As if it was a Marx Brothers movie, Groucho, incarnating the United States, goes to Cape Verde and says “these are my charges against Saab … and if you don’t like them, here are others.” So it has been. With the original eight money laundering charges, coupled with the media smear campaign, the Trump Administration achieved what it wanted: to arrest the “demon” himself, keep him in prison under savagely inhuman conditions, and win a “yes” to extradition in first instance from the Barlovento Court of Appeal. Now in the second round before the Supreme Court, they need less noise and to win the battle more carefully and more measuredly. This is how they realize that this string of weak accusations could mean, in factual terms, a true life sentence. And this is something that Cape Verde, according to its own legislation, cannot take. Cape Verdean law imposes the 20-year limit as the maximum penalty to which an individual whose extraction is granted can be exposed. From Washington the alarms had to sound and that is when the personification of evil becomes seven times less evil: seven of the eight charges are dropped, keeping only the conspiracy one that, logically, provides a maximum penalty of 20 years. The arithmetic now fits together like the last piece of a 1,000 piece puzzle. The manipulation and convenience that Washington boasts peaks when it comes to articulating this solution: the promise to eliminate charges from the indictment comes through diplomatic channels and not by the prosecution or the judges. The promise, therefore, is not binding and has only one objective: to convince Alex Saab so that he agrees to go to Florida, to empty him of information against Maduro as much as they can and then to convict him for whatever they want. With this, we will have assisted and participated in the delegitimization and degradation, once again, of international human rights law, the rules of due process and a conviction decided in advance as an instrument of political attack on a political leader other than the person affected.

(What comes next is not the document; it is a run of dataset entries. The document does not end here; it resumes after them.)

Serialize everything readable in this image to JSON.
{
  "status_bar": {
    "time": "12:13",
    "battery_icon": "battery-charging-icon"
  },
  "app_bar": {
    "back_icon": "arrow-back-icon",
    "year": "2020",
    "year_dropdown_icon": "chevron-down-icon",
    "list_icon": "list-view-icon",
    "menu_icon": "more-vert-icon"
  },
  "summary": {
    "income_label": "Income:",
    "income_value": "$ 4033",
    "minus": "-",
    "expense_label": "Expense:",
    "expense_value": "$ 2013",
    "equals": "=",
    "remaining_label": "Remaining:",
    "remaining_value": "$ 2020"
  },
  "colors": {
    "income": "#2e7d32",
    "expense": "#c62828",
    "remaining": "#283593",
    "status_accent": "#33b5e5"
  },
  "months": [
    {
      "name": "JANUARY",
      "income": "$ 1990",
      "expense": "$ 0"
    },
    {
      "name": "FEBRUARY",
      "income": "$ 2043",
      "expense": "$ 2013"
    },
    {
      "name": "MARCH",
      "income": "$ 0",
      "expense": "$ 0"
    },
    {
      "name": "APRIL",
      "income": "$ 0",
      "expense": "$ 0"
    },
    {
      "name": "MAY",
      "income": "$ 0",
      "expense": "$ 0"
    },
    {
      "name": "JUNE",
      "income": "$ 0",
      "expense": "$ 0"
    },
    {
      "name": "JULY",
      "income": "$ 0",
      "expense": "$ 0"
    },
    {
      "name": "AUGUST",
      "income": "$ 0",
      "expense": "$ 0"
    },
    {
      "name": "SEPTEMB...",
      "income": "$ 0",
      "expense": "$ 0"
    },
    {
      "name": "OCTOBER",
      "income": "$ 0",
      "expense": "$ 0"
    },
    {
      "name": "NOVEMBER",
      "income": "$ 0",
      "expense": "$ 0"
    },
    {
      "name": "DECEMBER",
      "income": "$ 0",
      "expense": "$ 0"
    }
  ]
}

The dynamic is impeccably arbitrary, but they won’t give up. So far it has worked for them. But it is worth wondering how long this cabin of misinformation, rumor mill, prejudice, violations of basic legal principles and human rights violations will continue to receive more unusual guests. The last has been the marketing, haggling and discounts on the filing process to ensure that the product has a good sale . . . but a State with minimal respect for international standards and justice would not buy it.

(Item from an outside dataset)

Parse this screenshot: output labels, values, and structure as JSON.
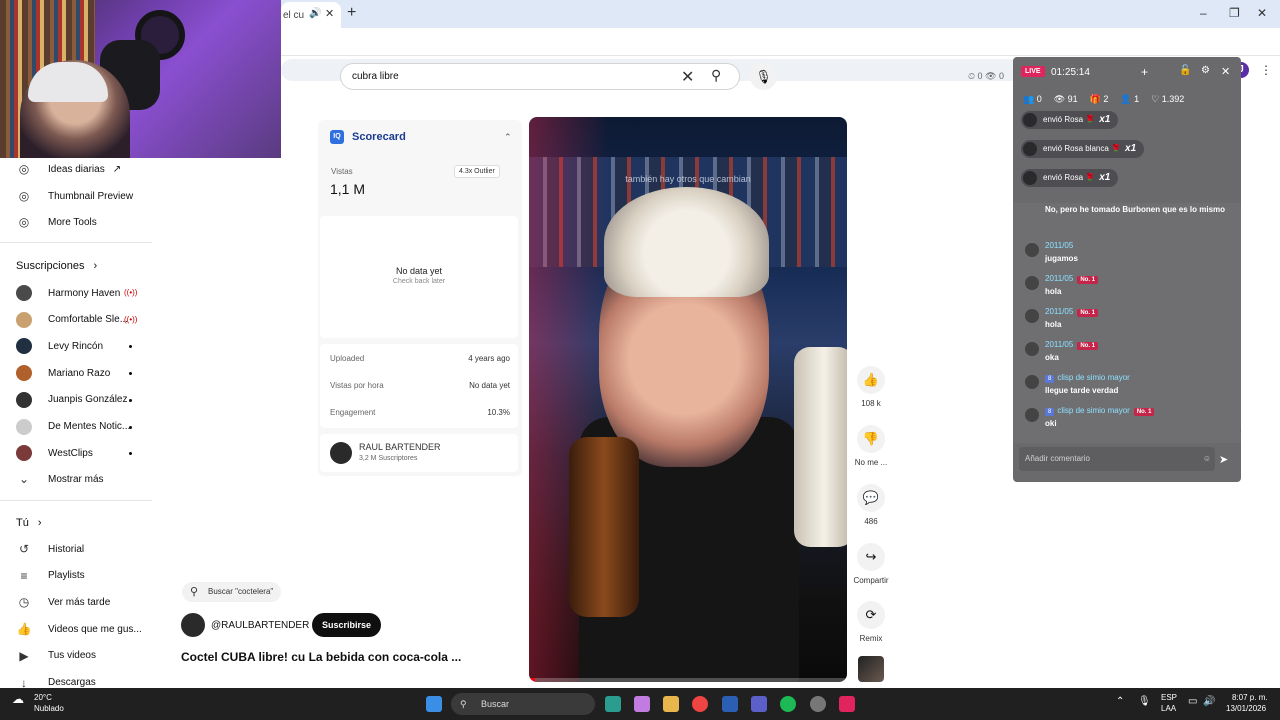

Featured image: Alex Saab. File photo.

(NODAL)

Translation: OT/JRE/EF

Baltasar Garzon

Baltasar Garzón Real (Spanish pronunciation: [baltaˈsaɾ ɣaɾˈθon]; born 26 October 1955) is a Spanish former judge. Garzón formerly served on Spain's central criminal court, the Audiencia Nacional, and was the examining magistrate of the Juzgado Central de Instrucción No. 5, which investigates the most important criminal cases in Spain, including terrorism, organised crime, and money laundering. He has reach international notoriety due to his involvement in high profile international legal cases including Wikileaks' Julian Assange case.

Baltasar Garzon

Baltasar Garzón Real (Spanish pronunciation: [baltaˈsaɾ ɣaɾˈθon]; born 26 October 1955) is a Spanish former judge. Garzón formerly served on Spain's central criminal court, the Audiencia Nacional, and was the examining magistrate of the Juzgado Central de Instrucción No. 5, which investigates the most important criminal cases in Spain, including terrorism, organised crime, and money laundering. He has reach international notoriety due to his involvement in high profile international legal cases including Wikileaks' Julian Assange case.